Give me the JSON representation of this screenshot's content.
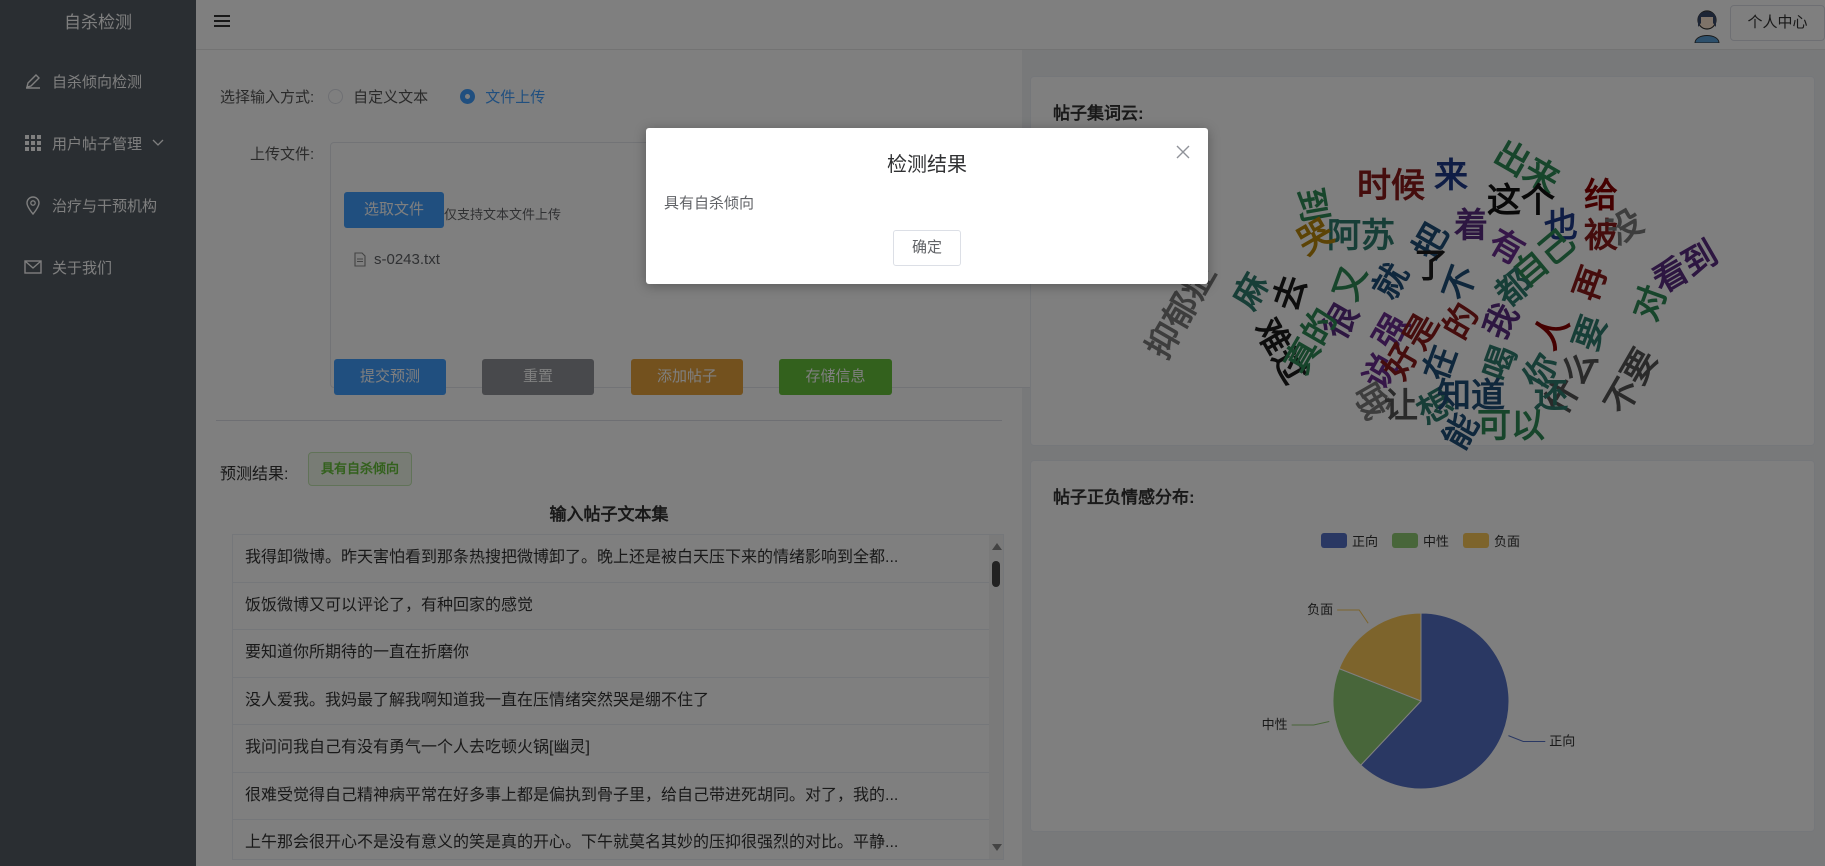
{
  "app": {
    "title": "自杀检测"
  },
  "sidebar": {
    "items": [
      {
        "label": "自杀倾向检测",
        "icon": "edit-icon"
      },
      {
        "label": "用户帖子管理",
        "icon": "grid-icon"
      },
      {
        "label": "治疗与干预机构",
        "icon": "location-icon"
      },
      {
        "label": "关于我们",
        "icon": "mail-icon"
      }
    ]
  },
  "header": {
    "user_label": "个人中心"
  },
  "form": {
    "input_mode_label": "选择输入方式:",
    "mode_custom": "自定义文本",
    "mode_upload": "文件上传",
    "selected_mode": "文件上传",
    "upload_label": "上传文件:",
    "choose_file": "选取文件",
    "upload_tip": "仅支持文本文件上传",
    "file_name": "s-0243.txt"
  },
  "actions": {
    "submit": "提交预测",
    "reset": "重置",
    "add_post": "添加帖子",
    "save": "存储信息"
  },
  "result": {
    "label": "预测结果:",
    "value": "具有自杀倾向"
  },
  "posts": {
    "title": "输入帖子文本集",
    "rows": [
      "我得卸微博。昨天害怕看到那条热搜把微博卸了。晚上还是被白天压下来的情绪影响到全都...",
      "饭饭微博又可以评论了，有种回家的感觉",
      "要知道你所期待的一直在折磨你",
      "没人爱我。我妈最了解我啊知道我一直在压情绪突然哭是绷不住了",
      "我问问我自己有没有勇气一个人去吃顿火锅[幽灵]",
      "很难受觉得自己精神病平常在好多事上都是偏执到骨子里，给自己带进死胡同。对了，我的...",
      "上午那会很开心不是没有意义的笑是真的开心。下午就莫名其妙的压抑很强烈的对比。平静..."
    ]
  },
  "wordcloud": {
    "title": "帖子集词云:",
    "words": [
      {
        "text": "出来",
        "color": "#2e8b57"
      },
      {
        "text": "时候",
        "color": "#8b1a1a"
      },
      {
        "text": "来",
        "color": "#1e3a8a"
      },
      {
        "text": "这个",
        "color": "#111111"
      },
      {
        "text": "给",
        "color": "#8b0000"
      },
      {
        "text": "也",
        "color": "#1e3a8a"
      },
      {
        "text": "被",
        "color": "#8b1a1a"
      },
      {
        "text": "没",
        "color": "#7a7a7a"
      },
      {
        "text": "看到",
        "color": "#5b2c83"
      },
      {
        "text": "阿苏",
        "color": "#2e7d6f"
      },
      {
        "text": "把",
        "color": "#1f4e79"
      },
      {
        "text": "着",
        "color": "#5b2c83"
      },
      {
        "text": "有",
        "color": "#6b2c91"
      },
      {
        "text": "自己",
        "color": "#2e8b57"
      },
      {
        "text": "再",
        "color": "#8b1a1a"
      },
      {
        "text": "对",
        "color": "#2e8b57"
      },
      {
        "text": "到",
        "color": "#2e8b57"
      },
      {
        "text": "哭",
        "color": "#b8860b"
      },
      {
        "text": "去",
        "color": "#1a1a1a"
      },
      {
        "text": "又",
        "color": "#2e8b57"
      },
      {
        "text": "就",
        "color": "#1f4e79"
      },
      {
        "text": "了",
        "color": "#1a1a1a"
      },
      {
        "text": "不",
        "color": "#1f4e79"
      },
      {
        "text": "都",
        "color": "#2e7d6f"
      },
      {
        "text": "人",
        "color": "#8b0000"
      },
      {
        "text": "要",
        "color": "#2e7d6f"
      },
      {
        "text": "抑郁症",
        "color": "#7a7a7a"
      },
      {
        "text": "麻",
        "color": "#2e7d6f"
      },
      {
        "text": "很",
        "color": "#5b2c83"
      },
      {
        "text": "强",
        "color": "#6b2c91"
      },
      {
        "text": "是",
        "color": "#8b1a1a"
      },
      {
        "text": "的",
        "color": "#8b1a1a"
      },
      {
        "text": "我",
        "color": "#5b2c83"
      },
      {
        "text": "难过",
        "color": "#1a1a1a"
      },
      {
        "text": "真的",
        "color": "#2e8b57"
      },
      {
        "text": "说",
        "color": "#6b2c91"
      },
      {
        "text": "好",
        "color": "#8b1a1a"
      },
      {
        "text": "在",
        "color": "#1f4e79"
      },
      {
        "text": "喝",
        "color": "#2e7d6f"
      },
      {
        "text": "你",
        "color": "#2e7d6f"
      },
      {
        "text": "什么",
        "color": "#555555"
      },
      {
        "text": "不要",
        "color": "#555555"
      },
      {
        "text": "哦",
        "color": "#7a7a7a"
      },
      {
        "text": "让",
        "color": "#555555"
      },
      {
        "text": "想",
        "color": "#2e7d6f"
      },
      {
        "text": "知道",
        "color": "#1f4e79"
      },
      {
        "text": "还",
        "color": "#2e7d6f"
      },
      {
        "text": "能",
        "color": "#1f4e79"
      },
      {
        "text": "可以",
        "color": "#2e8b57"
      }
    ]
  },
  "sentiment": {
    "title": "帖子正负情感分布:",
    "legend": [
      {
        "name": "正向",
        "color": "#5470c6"
      },
      {
        "name": "中性",
        "color": "#91cc75"
      },
      {
        "name": "负面",
        "color": "#fac858"
      }
    ]
  },
  "chart_data": {
    "type": "pie",
    "categories": [
      "正向",
      "中性",
      "负面"
    ],
    "values": [
      62,
      19,
      19
    ],
    "colors": [
      "#5470c6",
      "#91cc75",
      "#fac858"
    ]
  },
  "dialog": {
    "title": "检测结果",
    "body": "具有自杀倾向",
    "ok": "确定",
    "close_icon": "close-icon"
  }
}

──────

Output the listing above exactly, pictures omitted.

Answer space:
Give me the JSON representation of this screenshot's content.
{
  "app": {
    "title": "自杀检测"
  },
  "sidebar": {
    "items": [
      {
        "label": "自杀倾向检测",
        "icon": "edit-icon"
      },
      {
        "label": "用户帖子管理",
        "icon": "grid-icon"
      },
      {
        "label": "治疗与干预机构",
        "icon": "location-icon"
      },
      {
        "label": "关于我们",
        "icon": "mail-icon"
      }
    ]
  },
  "header": {
    "user_label": "个人中心"
  },
  "form": {
    "input_mode_label": "选择输入方式:",
    "mode_custom": "自定义文本",
    "mode_upload": "文件上传",
    "selected_mode": "文件上传",
    "upload_label": "上传文件:",
    "choose_file": "选取文件",
    "upload_tip": "仅支持文本文件上传",
    "file_name": "s-0243.txt"
  },
  "actions": {
    "submit": "提交预测",
    "reset": "重置",
    "add_post": "添加帖子",
    "save": "存储信息"
  },
  "result": {
    "label": "预测结果:",
    "value": "具有自杀倾向"
  },
  "posts": {
    "title": "输入帖子文本集",
    "rows": [
      "我得卸微博。昨天害怕看到那条热搜把微博卸了。晚上还是被白天压下来的情绪影响到全都...",
      "饭饭微博又可以评论了，有种回家的感觉",
      "要知道你所期待的一直在折磨你",
      "没人爱我。我妈最了解我啊知道我一直在压情绪突然哭是绷不住了",
      "我问问我自己有没有勇气一个人去吃顿火锅[幽灵]",
      "很难受觉得自己精神病平常在好多事上都是偏执到骨子里，给自己带进死胡同。对了，我的...",
      "上午那会很开心不是没有意义的笑是真的开心。下午就莫名其妙的压抑很强烈的对比。平静..."
    ]
  },
  "wordcloud": {
    "title": "帖子集词云:",
    "words": [
      {
        "text": "出来",
        "color": "#2e8b57"
      },
      {
        "text": "时候",
        "color": "#8b1a1a"
      },
      {
        "text": "来",
        "color": "#1e3a8a"
      },
      {
        "text": "这个",
        "color": "#111111"
      },
      {
        "text": "给",
        "color": "#8b0000"
      },
      {
        "text": "也",
        "color": "#1e3a8a"
      },
      {
        "text": "被",
        "color": "#8b1a1a"
      },
      {
        "text": "没",
        "color": "#7a7a7a"
      },
      {
        "text": "看到",
        "color": "#5b2c83"
      },
      {
        "text": "阿苏",
        "color": "#2e7d6f"
      },
      {
        "text": "把",
        "color": "#1f4e79"
      },
      {
        "text": "着",
        "color": "#5b2c83"
      },
      {
        "text": "有",
        "color": "#6b2c91"
      },
      {
        "text": "自己",
        "color": "#2e8b57"
      },
      {
        "text": "再",
        "color": "#8b1a1a"
      },
      {
        "text": "对",
        "color": "#2e8b57"
      },
      {
        "text": "到",
        "color": "#2e8b57"
      },
      {
        "text": "哭",
        "color": "#b8860b"
      },
      {
        "text": "去",
        "color": "#1a1a1a"
      },
      {
        "text": "又",
        "color": "#2e8b57"
      },
      {
        "text": "就",
        "color": "#1f4e79"
      },
      {
        "text": "了",
        "color": "#1a1a1a"
      },
      {
        "text": "不",
        "color": "#1f4e79"
      },
      {
        "text": "都",
        "color": "#2e7d6f"
      },
      {
        "text": "人",
        "color": "#8b0000"
      },
      {
        "text": "要",
        "color": "#2e7d6f"
      },
      {
        "text": "抑郁症",
        "color": "#7a7a7a"
      },
      {
        "text": "麻",
        "color": "#2e7d6f"
      },
      {
        "text": "很",
        "color": "#5b2c83"
      },
      {
        "text": "强",
        "color": "#6b2c91"
      },
      {
        "text": "是",
        "color": "#8b1a1a"
      },
      {
        "text": "的",
        "color": "#8b1a1a"
      },
      {
        "text": "我",
        "color": "#5b2c83"
      },
      {
        "text": "难过",
        "color": "#1a1a1a"
      },
      {
        "text": "真的",
        "color": "#2e8b57"
      },
      {
        "text": "说",
        "color": "#6b2c91"
      },
      {
        "text": "好",
        "color": "#8b1a1a"
      },
      {
        "text": "在",
        "color": "#1f4e79"
      },
      {
        "text": "喝",
        "color": "#2e7d6f"
      },
      {
        "text": "你",
        "color": "#2e7d6f"
      },
      {
        "text": "什么",
        "color": "#555555"
      },
      {
        "text": "不要",
        "color": "#555555"
      },
      {
        "text": "哦",
        "color": "#7a7a7a"
      },
      {
        "text": "让",
        "color": "#555555"
      },
      {
        "text": "想",
        "color": "#2e7d6f"
      },
      {
        "text": "知道",
        "color": "#1f4e79"
      },
      {
        "text": "还",
        "color": "#2e7d6f"
      },
      {
        "text": "能",
        "color": "#1f4e79"
      },
      {
        "text": "可以",
        "color": "#2e8b57"
      }
    ]
  },
  "sentiment": {
    "title": "帖子正负情感分布:",
    "legend": [
      {
        "name": "正向",
        "color": "#5470c6"
      },
      {
        "name": "中性",
        "color": "#91cc75"
      },
      {
        "name": "负面",
        "color": "#fac858"
      }
    ]
  },
  "chart_data": {
    "type": "pie",
    "categories": [
      "正向",
      "中性",
      "负面"
    ],
    "values": [
      62,
      19,
      19
    ],
    "colors": [
      "#5470c6",
      "#91cc75",
      "#fac858"
    ]
  },
  "dialog": {
    "title": "检测结果",
    "body": "具有自杀倾向",
    "ok": "确定",
    "close_icon": "close-icon"
  }
}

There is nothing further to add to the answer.